(Records drawn from a dataset)
-*-
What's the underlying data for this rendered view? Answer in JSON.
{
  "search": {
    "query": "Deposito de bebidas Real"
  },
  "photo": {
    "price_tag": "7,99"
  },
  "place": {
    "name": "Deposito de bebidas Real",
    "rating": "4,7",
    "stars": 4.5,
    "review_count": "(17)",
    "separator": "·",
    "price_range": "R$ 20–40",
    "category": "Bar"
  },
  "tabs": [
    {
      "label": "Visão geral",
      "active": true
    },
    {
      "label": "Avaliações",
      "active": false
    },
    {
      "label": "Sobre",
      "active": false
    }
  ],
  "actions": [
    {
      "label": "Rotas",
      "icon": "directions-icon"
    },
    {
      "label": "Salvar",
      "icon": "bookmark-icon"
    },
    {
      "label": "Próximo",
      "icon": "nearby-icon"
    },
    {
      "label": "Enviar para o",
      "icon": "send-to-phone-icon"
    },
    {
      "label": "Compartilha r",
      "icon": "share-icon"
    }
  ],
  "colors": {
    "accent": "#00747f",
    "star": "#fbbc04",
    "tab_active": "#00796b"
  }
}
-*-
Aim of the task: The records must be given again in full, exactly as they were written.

Result of this exercise:
What's the underlying data for this rendered view? Answer in JSON.
{
  "search": {
    "query": "Deposito de bebidas Real"
  },
  "photo": {
    "price_tag": "7,99"
  },
  "place": {
    "name": "Deposito de bebidas Real",
    "rating": "4,7",
    "stars": 4.5,
    "review_count": "(17)",
    "separator": "·",
    "price_range": "R$ 20–40",
    "category": "Bar"
  },
  "tabs": [
    {
      "label": "Visão geral",
      "active": true
    },
    {
      "label": "Avaliações",
      "active": false
    },
    {
      "label": "Sobre",
      "active": false
    }
  ],
  "actions": [
    {
      "label": "Rotas",
      "icon": "directions-icon"
    },
    {
      "label": "Salvar",
      "icon": "bookmark-icon"
    },
    {
      "label": "Próximo",
      "icon": "nearby-icon"
    },
    {
      "label": "Enviar para o",
      "icon": "send-to-phone-icon"
    },
    {
      "label": "Compartilha r",
      "icon": "share-icon"
    }
  ],
  "colors": {
    "accent": "#00747f",
    "star": "#fbbc04",
    "tab_active": "#00796b"
  }
}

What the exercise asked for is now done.